For an increasing number of colleges and universities, these are desperate times, and price competition, heretofore very limited, is becoming more prevalent. On September 24 I discussed how tuition reductions were one way to attract student attention. But there are other approaches as well, such as offering something like a “money back guarantee,” or, even more commonplace, letting industrious students take more classes at no extra cost.

Money Back Guarantees and Test Drives: Universities with “Skin in the Game”

It is very difficult to get into American medical schools—a typical school accepts fewer than 10 % of applicants. Dozens of medical schools have cropped up outside the U.S., especially in the Caribbean, offering admission to students rejected from U.S. universities. Some of these medical schools, such as St. George’s University in Grenada, have managed to place a large number of physicians in the U.S, partly by paying American hospitals to take students as residents.

Now St. George’s is offering something that is not quite a money back guarantee, but comes close. It is offering students who enter its medical school at the beginning of 2019 a good deal: if you then, a few months later in 2019, are admitted to a U.S. medical school and decide to enter it in the fall, you will have your St. George’s tuition repaid to you. You can enter St. George’s without sacrificing the possibility of getting into a U.S. school. For St. George’s, this increases applications for winter admission, and when students are accepted at the U.S. schools, it probably increases a bit the prestige and reputation of the Caribbean school (albeit at a sizable cost). The students are “test driving” St. George’s, while the school in a sense is betting resources on itself—hoping some students accepted at U.S. schools will be happy enough with their first semester at St. George’s that they will want to stay there.

Several other efforts in this direction are already underway. Some schools (Adrian College in Michigan is one example), are starting to offer to reimburse students at least part of their tuition payments if they fail to get a decent job upon graduation. Obviously the students must demonstrate that they have actively sought employment. The State University of New York at Buffalo guarantees that a student meeting certain conditions will graduate in four years—or receive free tuition for courses taken in a fifth (or sixth) year. And a few schools, most notably Purdue University, are literally investing in some of their students through Income Share Agreements (ISAs), paying the student’s tuition in return for a share of post-graduate earnings.
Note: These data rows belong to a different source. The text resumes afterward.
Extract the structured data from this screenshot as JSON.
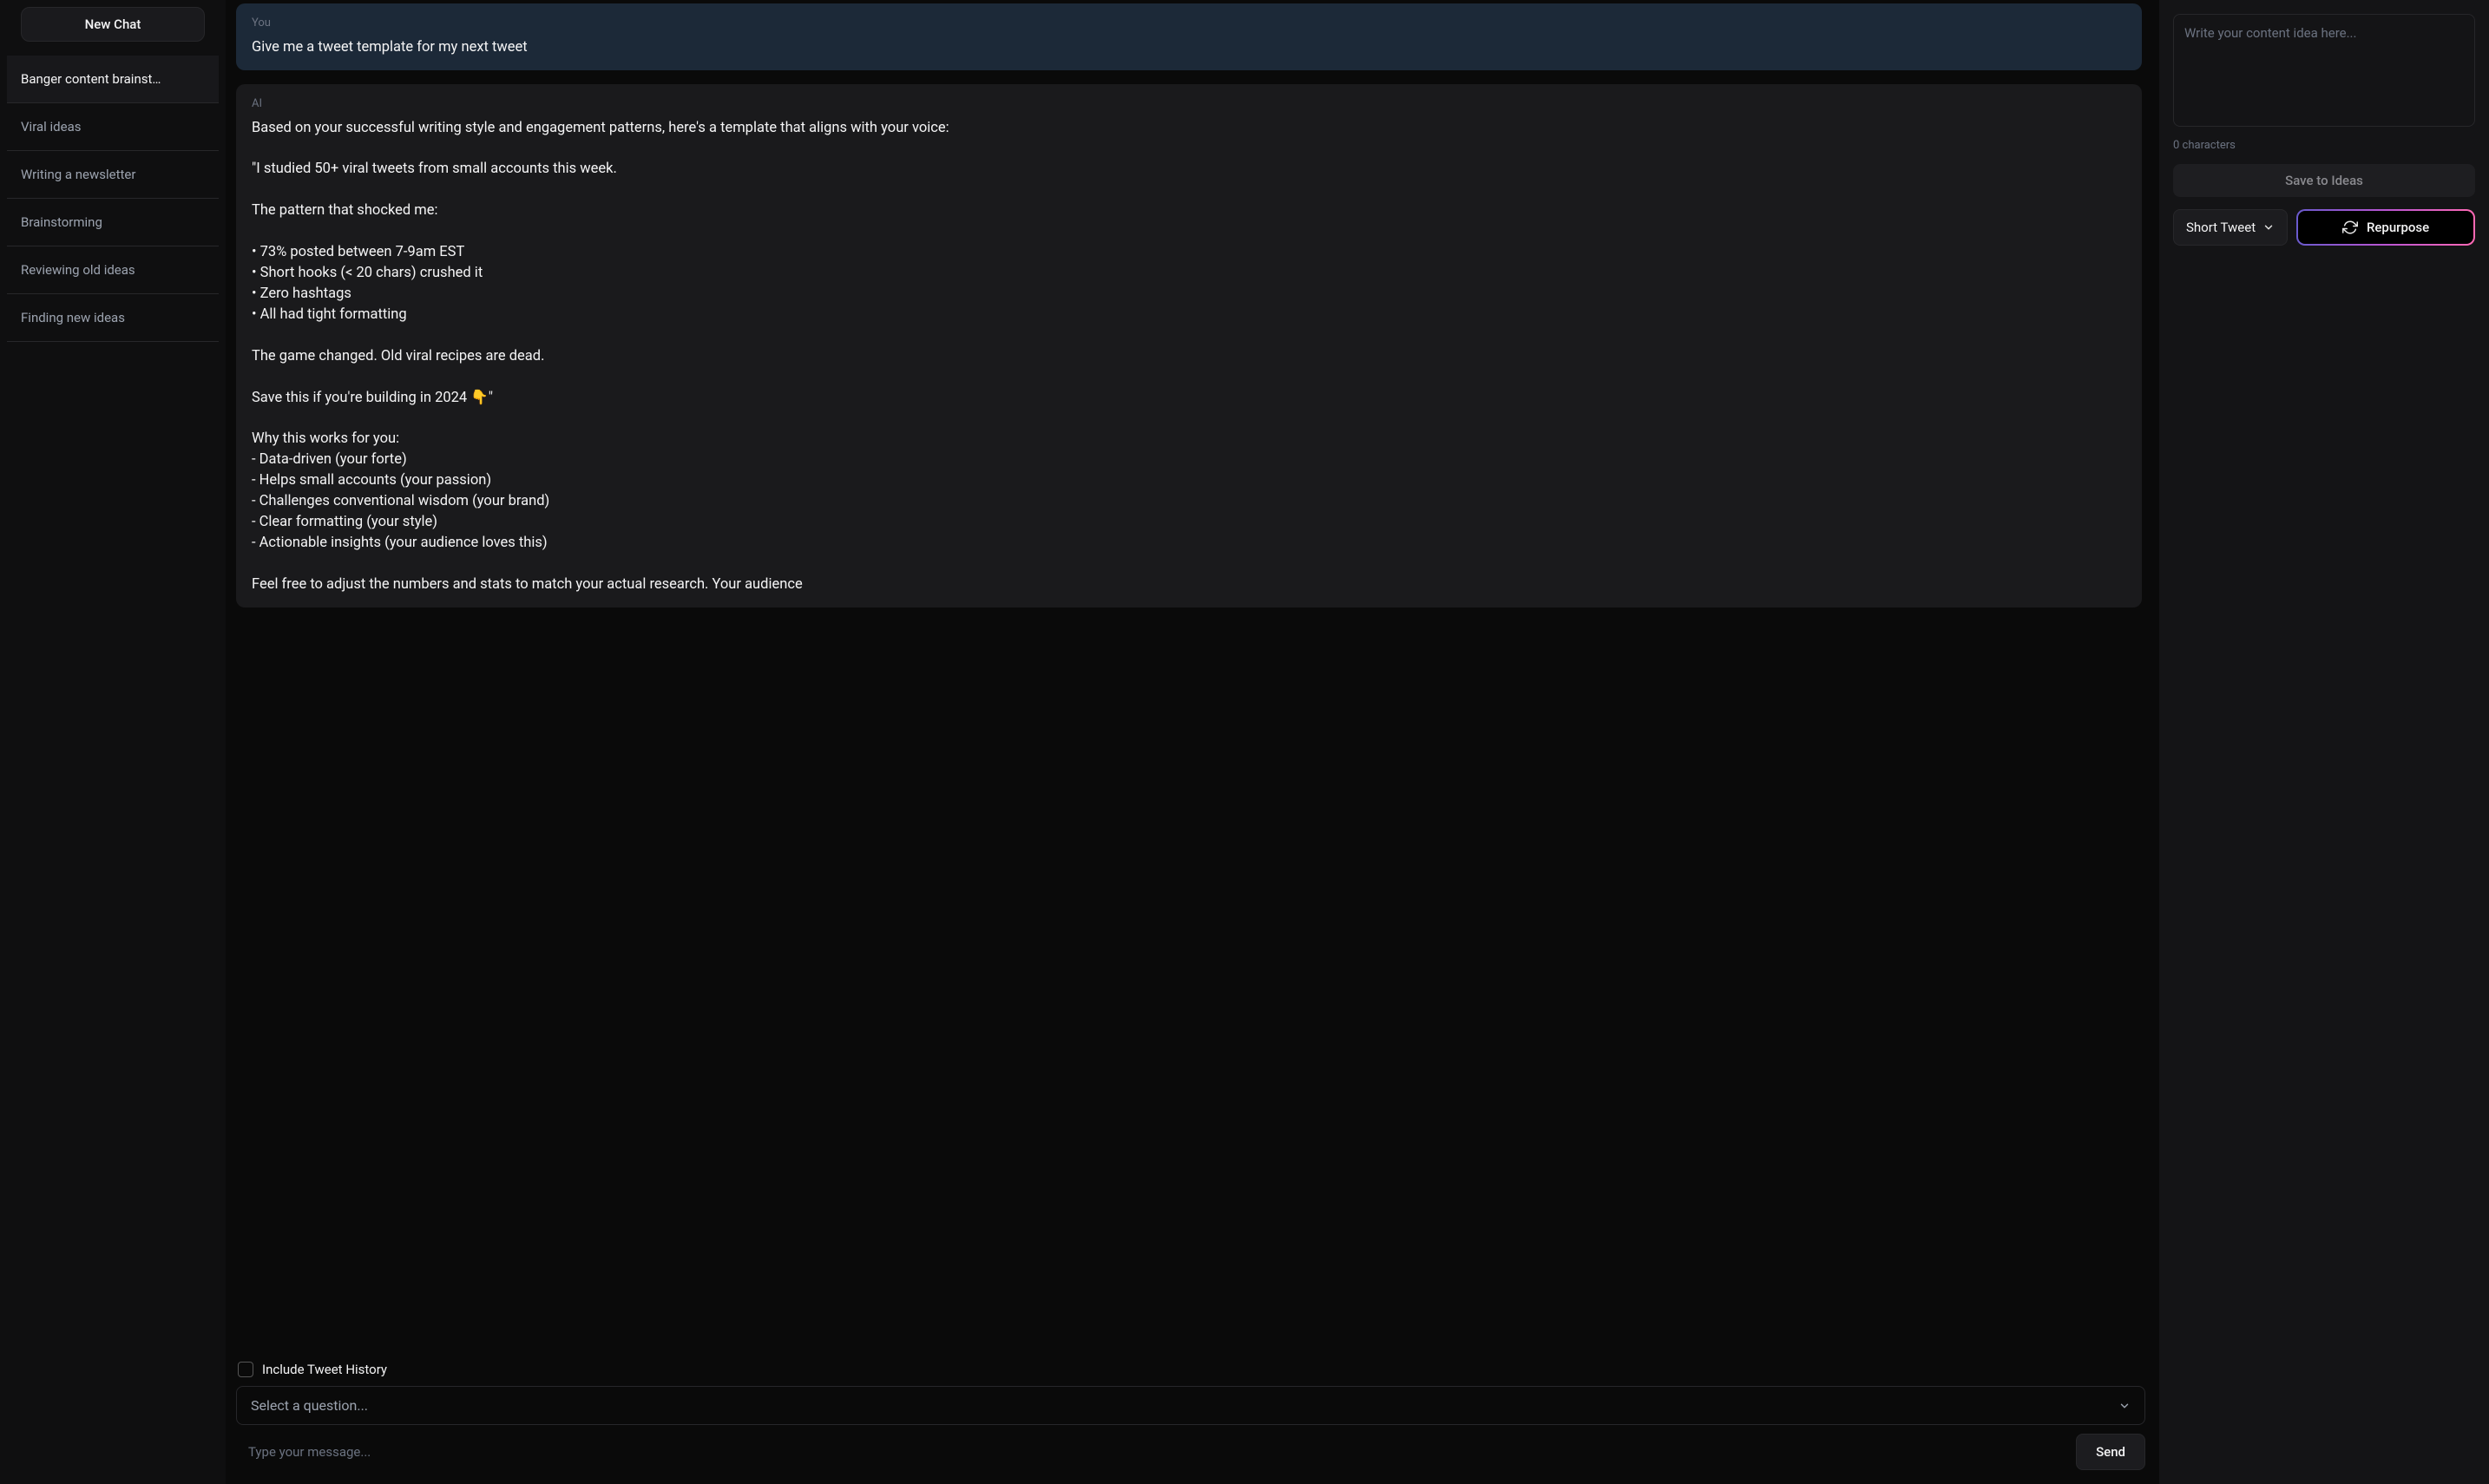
{
  "sidebar": {
    "new_chat_label": "New Chat",
    "active_index": 0,
    "items": [
      {
        "label": "Banger content brainst…"
      },
      {
        "label": "Viral ideas"
      },
      {
        "label": "Writing a newsletter"
      },
      {
        "label": "Brainstorming"
      },
      {
        "label": "Reviewing old ideas"
      },
      {
        "label": "Finding new ideas"
      }
    ]
  },
  "chat": {
    "user": {
      "author": "You",
      "text": "Give me a tweet template for my next tweet"
    },
    "ai": {
      "author": "AI",
      "text": "Based on your successful writing style and engagement patterns, here's a template that aligns with your voice:\n\n\"I studied 50+ viral tweets from small accounts this week.\n\nThe pattern that shocked me:\n\n• 73% posted between 7-9am EST\n• Short hooks (< 20 chars) crushed it\n• Zero hashtags\n• All had tight formatting\n\nThe game changed. Old viral recipes are dead.\n\nSave this if you're building in 2024 👇\"\n\nWhy this works for you:\n- Data-driven (your forte)\n- Helps small accounts (your passion)\n- Challenges conventional wisdom (your brand)\n- Clear formatting (your style)\n- Actionable insights (your audience loves this)\n\nFeel free to adjust the numbers and stats to match your actual research. Your audience"
    },
    "include_history_label": "Include Tweet History",
    "include_history_checked": false,
    "question_placeholder": "Select a question...",
    "message_placeholder": "Type your message...",
    "send_label": "Send"
  },
  "right_panel": {
    "idea_placeholder": "Write your content idea here...",
    "char_count": "0 characters",
    "save_label": "Save to Ideas",
    "format_label": "Short Tweet",
    "repurpose_label": "Repurpose"
  },
  "icons": {
    "chevron_down": "chevron-down-icon",
    "refresh": "refresh-icon"
  }
}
Unlimited Hours Tuition Models

Another approach has been long used by some schools, allowing industrious students to graduate early, saving not only tuition fees and living expenses but also allowing them to obtain high paying employment earlier than otherwise. Many schools have traditionally charged by the credit hour—a student with an 18-hour load pays 50 % more than one with a 12-hour load, for example. Most schools limit the number of hours a full-time student may take at the published tuition fee, but that tuition fee is fixed over a a band of hours (e.g., 12 to 16 hours). Sometimes the upper limit is 15 hours, other times more (e.g., 20 hours), and, occasionally, an unlimited number of hours.

Does the fee structure make a difference? David Holman, Samuel Kissinger and Robert Hammer (HKH) in a study last year for the Center for College Affordability and Productivity of 70 universities with 1.1 million students showed that how fees are structured does matter. HKH show by simple numerical examples as well as statistical analysis that schools using the traditional model of charging by the number of credit hours taken have statistically significantly lower four-year graduation rates, largely because students avoid, for financial reasons, taking large class loads. If a typical school would have 35% of full-time students graduate in four years where students at no cost can take more than a minimal full—time load, the likely graduation rate at schools with the traditional model (charging by the hours taken) would likely be 29%, controlling for other factors (school reputation, endowment resources, etc.) impacting graduation rates.

Plato nailed it in the Republic over two thousand years ago: necessity is the mother of invention.